Ford Motor Co. and South Korean battery maker SK Innovation are planning to spend $11.4 billion on new manufacturing plants in Tennessee and Kentucky to boost the automaker’s electric vehicle production.
The first project will be a $5.6 billion “mega campus” named Blue Oval City in Stanton, Tenn., which Ford says will be one of the largest auto manufacturing campuses in the U.S. The 3,600-acre complex will include an assembly plant where Ford will produce electric F-Series pickup trucks, plus an electric vehicle battery plant by the Ford-SK joint venture BlueOvalSK, which will supply the vehicle facility
The campus will also include facilities for suppliers, an on-site wastewater treatment plant and recycling facilities that the Dearborn, Mich.-based automaker says will help the assembly plant be carbon neutral and send no waste to landfills when fully operational. Ford aims to start plant production in 2025.
“We are now moving to deliver breakthrough electric vehicles for the many rather than the few,” Ford CEO Jim Farley said in a statement.
Tennessee Gov. Bill Lee said on Sept. 28 that the state offered the companies $500 million in incentives to build the campus. The state legislature is set to vote on the incentive package on Oct. 28.
Plant construction will come amid a larger push for electric vehicles and associated infrastructure in Tennessee. In January, the Tennessee Dept. of Environment and Conservation and the Tennessee Valley Authority signed an agreement to spend an estimated $20 million for a network of fast charging stations every 50 miles along interstate corridors and other major highways in the state
Ford isn’t the only automaker to plan EV production in Tennessee. An $800 million expansion at Volkswagen’s Chattanooga assembly plant is set to begin producing the German automaker’s ID Crozz electric SUVs starting in 2022. Volkswagen is also required to invest $2 billion in zero-emissions vehicle charging infrastructure as part of its settlement with the US Environmental Protection Agency of the company’s past vehicle emissions scandal.
The second upcoming BlueOvalSK project is the $5.8 billion construction of a pair of battery plants in Glendale, Ky. Ford says the 1,500-acre facility will supply its other North American Ford and Lincoln EV assembly plants. Those battery plants are also slated to begin production in 2025
“This is the single largest investment in the history of our state and this project solidifies our leadership role in the future of the automotive manufacturing industry,” Kentucky Gov. Andy Beshear said in a statement.

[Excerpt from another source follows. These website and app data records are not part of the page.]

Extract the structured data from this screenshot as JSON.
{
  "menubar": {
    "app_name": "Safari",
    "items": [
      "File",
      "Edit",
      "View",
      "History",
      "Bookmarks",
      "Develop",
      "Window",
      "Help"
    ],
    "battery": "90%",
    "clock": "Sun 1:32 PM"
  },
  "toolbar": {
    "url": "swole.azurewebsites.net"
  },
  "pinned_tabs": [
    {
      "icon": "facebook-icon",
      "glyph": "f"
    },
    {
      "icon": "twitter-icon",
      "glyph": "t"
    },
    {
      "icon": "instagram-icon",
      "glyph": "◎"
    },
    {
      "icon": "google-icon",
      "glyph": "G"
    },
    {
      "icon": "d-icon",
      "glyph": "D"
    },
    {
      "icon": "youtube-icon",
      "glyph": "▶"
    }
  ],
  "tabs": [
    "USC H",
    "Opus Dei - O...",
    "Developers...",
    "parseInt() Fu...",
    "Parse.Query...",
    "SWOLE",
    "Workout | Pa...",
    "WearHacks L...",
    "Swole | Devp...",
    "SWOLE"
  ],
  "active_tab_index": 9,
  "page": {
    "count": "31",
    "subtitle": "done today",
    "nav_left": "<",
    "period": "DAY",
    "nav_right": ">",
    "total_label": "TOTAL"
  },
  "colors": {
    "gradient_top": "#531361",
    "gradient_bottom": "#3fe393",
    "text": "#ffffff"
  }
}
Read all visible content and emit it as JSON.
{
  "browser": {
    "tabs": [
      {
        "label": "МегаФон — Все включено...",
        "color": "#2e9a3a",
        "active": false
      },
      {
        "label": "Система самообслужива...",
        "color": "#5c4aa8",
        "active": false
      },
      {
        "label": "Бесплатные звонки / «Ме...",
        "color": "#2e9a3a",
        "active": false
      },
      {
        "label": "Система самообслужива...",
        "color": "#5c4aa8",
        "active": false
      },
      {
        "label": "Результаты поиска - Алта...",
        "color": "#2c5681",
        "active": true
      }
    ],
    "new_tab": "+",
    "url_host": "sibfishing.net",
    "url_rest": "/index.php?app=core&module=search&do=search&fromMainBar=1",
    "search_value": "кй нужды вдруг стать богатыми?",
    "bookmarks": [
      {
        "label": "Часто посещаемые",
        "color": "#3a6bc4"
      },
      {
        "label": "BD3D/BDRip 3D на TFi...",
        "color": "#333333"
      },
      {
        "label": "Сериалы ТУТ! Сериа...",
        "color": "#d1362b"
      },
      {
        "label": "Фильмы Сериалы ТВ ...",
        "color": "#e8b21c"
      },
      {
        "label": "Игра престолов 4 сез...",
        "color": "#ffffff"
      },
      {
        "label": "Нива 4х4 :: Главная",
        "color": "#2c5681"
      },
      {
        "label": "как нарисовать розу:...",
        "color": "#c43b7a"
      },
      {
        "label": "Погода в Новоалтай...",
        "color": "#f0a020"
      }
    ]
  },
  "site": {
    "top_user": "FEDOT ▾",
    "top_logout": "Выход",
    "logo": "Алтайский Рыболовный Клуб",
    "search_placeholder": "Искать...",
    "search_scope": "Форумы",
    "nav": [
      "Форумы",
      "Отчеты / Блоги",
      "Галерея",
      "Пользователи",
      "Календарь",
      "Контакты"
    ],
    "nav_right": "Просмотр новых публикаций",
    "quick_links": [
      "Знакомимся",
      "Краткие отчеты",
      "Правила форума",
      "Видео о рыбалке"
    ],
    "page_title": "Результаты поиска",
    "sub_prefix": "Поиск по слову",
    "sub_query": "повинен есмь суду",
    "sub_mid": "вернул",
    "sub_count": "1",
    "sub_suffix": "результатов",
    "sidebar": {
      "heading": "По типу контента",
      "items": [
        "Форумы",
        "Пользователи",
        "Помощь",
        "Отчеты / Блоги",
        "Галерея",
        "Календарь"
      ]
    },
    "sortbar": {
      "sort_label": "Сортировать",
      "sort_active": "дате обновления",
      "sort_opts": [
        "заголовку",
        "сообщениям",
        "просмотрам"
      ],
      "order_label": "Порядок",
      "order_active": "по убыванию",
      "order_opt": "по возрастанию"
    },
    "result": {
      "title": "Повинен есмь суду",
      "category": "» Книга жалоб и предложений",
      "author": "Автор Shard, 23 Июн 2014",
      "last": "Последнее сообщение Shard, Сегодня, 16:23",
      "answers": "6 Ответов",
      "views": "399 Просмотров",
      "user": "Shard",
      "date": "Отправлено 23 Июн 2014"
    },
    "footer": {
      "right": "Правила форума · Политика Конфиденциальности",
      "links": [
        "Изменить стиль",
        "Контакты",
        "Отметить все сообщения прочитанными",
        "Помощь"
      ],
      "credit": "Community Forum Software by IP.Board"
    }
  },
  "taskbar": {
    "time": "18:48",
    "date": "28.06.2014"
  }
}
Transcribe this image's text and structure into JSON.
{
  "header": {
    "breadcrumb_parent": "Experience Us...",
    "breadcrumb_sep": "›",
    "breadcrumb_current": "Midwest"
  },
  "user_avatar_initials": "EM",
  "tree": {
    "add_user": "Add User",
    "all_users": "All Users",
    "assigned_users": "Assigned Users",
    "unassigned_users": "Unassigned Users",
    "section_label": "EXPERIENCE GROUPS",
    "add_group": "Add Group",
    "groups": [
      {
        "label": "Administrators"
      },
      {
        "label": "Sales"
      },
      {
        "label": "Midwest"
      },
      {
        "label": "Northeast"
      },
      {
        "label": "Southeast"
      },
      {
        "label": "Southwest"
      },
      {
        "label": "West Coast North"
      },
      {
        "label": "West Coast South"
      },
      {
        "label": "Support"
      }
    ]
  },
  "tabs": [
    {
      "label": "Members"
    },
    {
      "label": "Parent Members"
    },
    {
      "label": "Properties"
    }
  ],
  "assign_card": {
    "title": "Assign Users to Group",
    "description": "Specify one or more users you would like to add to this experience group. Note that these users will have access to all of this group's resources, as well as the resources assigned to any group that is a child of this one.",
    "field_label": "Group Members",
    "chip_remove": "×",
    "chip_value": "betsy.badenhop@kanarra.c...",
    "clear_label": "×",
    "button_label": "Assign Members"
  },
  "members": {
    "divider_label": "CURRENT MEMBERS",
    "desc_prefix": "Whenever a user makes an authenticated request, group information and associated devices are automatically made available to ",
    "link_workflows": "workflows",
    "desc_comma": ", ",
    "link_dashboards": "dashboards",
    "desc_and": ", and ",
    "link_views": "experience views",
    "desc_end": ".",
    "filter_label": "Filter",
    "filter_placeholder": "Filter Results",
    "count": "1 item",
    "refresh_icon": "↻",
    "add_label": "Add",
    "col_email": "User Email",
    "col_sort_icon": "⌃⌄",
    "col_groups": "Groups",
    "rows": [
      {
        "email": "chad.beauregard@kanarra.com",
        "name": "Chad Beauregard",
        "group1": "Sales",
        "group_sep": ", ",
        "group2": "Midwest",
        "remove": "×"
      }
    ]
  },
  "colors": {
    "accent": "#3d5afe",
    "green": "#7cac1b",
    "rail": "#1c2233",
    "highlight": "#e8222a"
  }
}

The announcement of the new plants comes just months after SK Innovation reached a deal with LG Energy Solution in a dispute over trade secrets. As part of the settlement, SK Innovation agreed to pay LG $1.8 billion in cash and future royalties. The deal allows SK Innovation to resume construction of its $2.6 billion battery plant outside Atlanta.
EVs may soon see a surge of support from governments.
The $1.3 trillion infrastructure bill pending a vote in the House would include $7.5 billion for EV charging infrastructure, particularly in less wealthy areas that have not seen as much development.
On Sept. 30, the governors of Illinois, Indiana, Michigan, Minnesota and Wisconsin signed an agreement to collaborate on EV infrastructure as the Regional Electric Vehicle Midwest Coalition. The states plan to work together to leverage public and private investment as they transition infrastructure to support EVs, also with an eye on historically disadvantaged communities.